**PROBLEM TO SOLVE**
Look through the material beneath and copy each line with the word "text".

────────

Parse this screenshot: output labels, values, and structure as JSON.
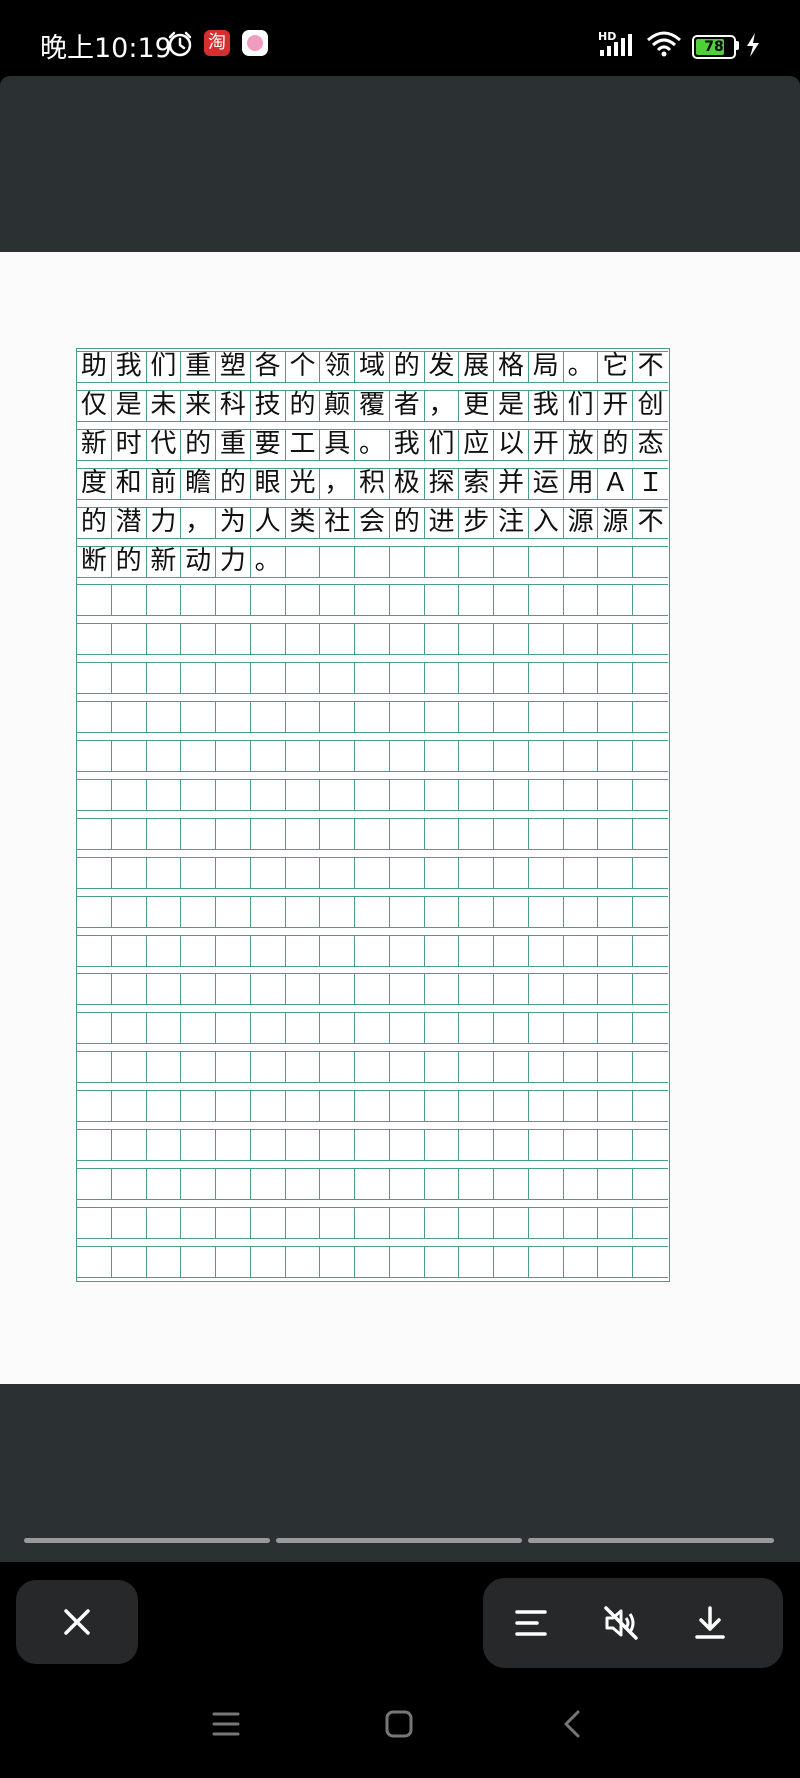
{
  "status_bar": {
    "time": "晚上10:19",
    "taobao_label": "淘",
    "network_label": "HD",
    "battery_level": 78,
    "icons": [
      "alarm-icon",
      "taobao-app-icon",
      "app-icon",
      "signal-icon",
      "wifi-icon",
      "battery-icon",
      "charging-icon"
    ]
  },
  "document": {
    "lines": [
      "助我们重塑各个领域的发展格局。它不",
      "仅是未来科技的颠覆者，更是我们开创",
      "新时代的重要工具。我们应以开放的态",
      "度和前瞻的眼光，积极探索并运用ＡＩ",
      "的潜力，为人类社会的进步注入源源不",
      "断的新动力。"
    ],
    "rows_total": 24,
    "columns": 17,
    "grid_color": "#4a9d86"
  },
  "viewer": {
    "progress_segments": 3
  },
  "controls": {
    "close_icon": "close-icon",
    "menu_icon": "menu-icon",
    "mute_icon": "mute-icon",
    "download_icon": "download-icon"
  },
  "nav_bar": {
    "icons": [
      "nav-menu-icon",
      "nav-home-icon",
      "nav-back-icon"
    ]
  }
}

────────

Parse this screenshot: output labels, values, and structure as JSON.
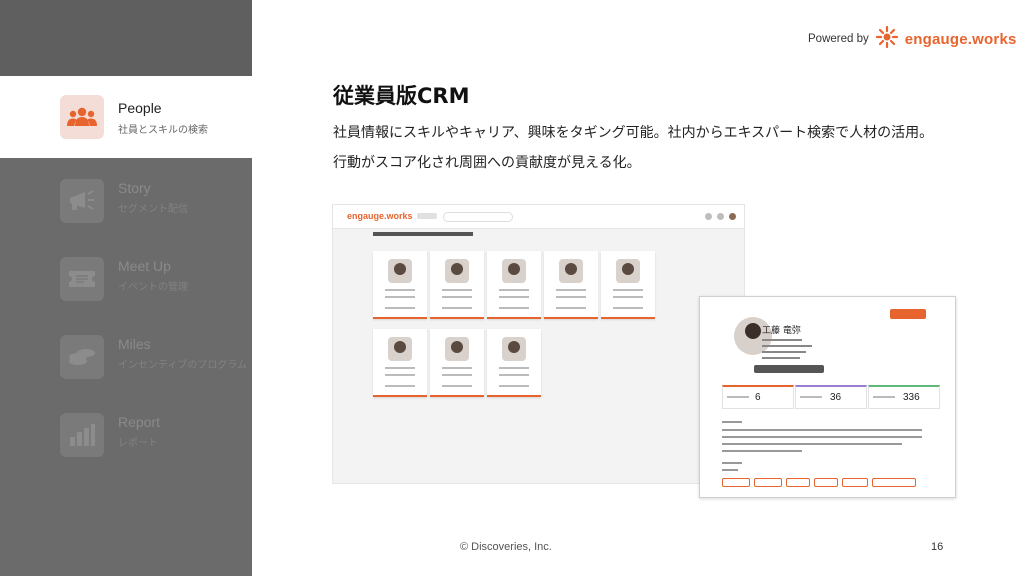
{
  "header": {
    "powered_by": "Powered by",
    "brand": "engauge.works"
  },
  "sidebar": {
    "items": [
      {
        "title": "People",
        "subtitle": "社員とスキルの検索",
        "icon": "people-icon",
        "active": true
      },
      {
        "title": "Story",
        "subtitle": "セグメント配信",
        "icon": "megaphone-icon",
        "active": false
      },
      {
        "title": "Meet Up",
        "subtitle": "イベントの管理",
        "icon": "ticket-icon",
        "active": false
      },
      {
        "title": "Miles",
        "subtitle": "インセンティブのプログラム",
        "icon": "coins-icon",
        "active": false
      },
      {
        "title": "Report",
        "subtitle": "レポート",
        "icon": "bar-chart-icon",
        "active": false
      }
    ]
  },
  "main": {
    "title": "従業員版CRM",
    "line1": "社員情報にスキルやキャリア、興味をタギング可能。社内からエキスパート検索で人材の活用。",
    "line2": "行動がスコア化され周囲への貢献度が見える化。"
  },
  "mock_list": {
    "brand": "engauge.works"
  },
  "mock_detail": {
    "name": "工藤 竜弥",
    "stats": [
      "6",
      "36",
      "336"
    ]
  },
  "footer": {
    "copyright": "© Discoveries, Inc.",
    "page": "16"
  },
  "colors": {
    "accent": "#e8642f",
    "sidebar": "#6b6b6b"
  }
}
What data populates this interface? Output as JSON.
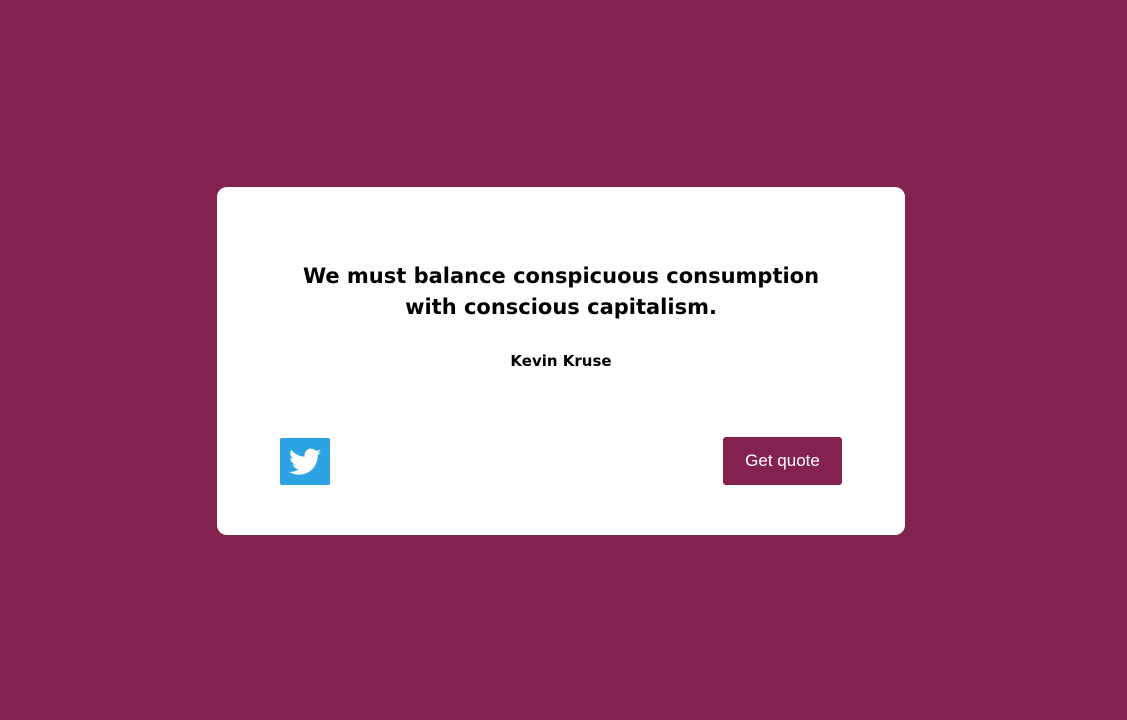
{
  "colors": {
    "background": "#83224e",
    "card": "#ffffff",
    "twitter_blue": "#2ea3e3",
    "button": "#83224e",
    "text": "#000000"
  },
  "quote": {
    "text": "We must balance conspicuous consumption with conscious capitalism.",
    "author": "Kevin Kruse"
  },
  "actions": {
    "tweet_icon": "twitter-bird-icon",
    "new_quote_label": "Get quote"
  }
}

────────

**ANSWER AREA**
    "text": "#000000"
    "text": "We must balance conspicuous consumption with conscious capitalism.",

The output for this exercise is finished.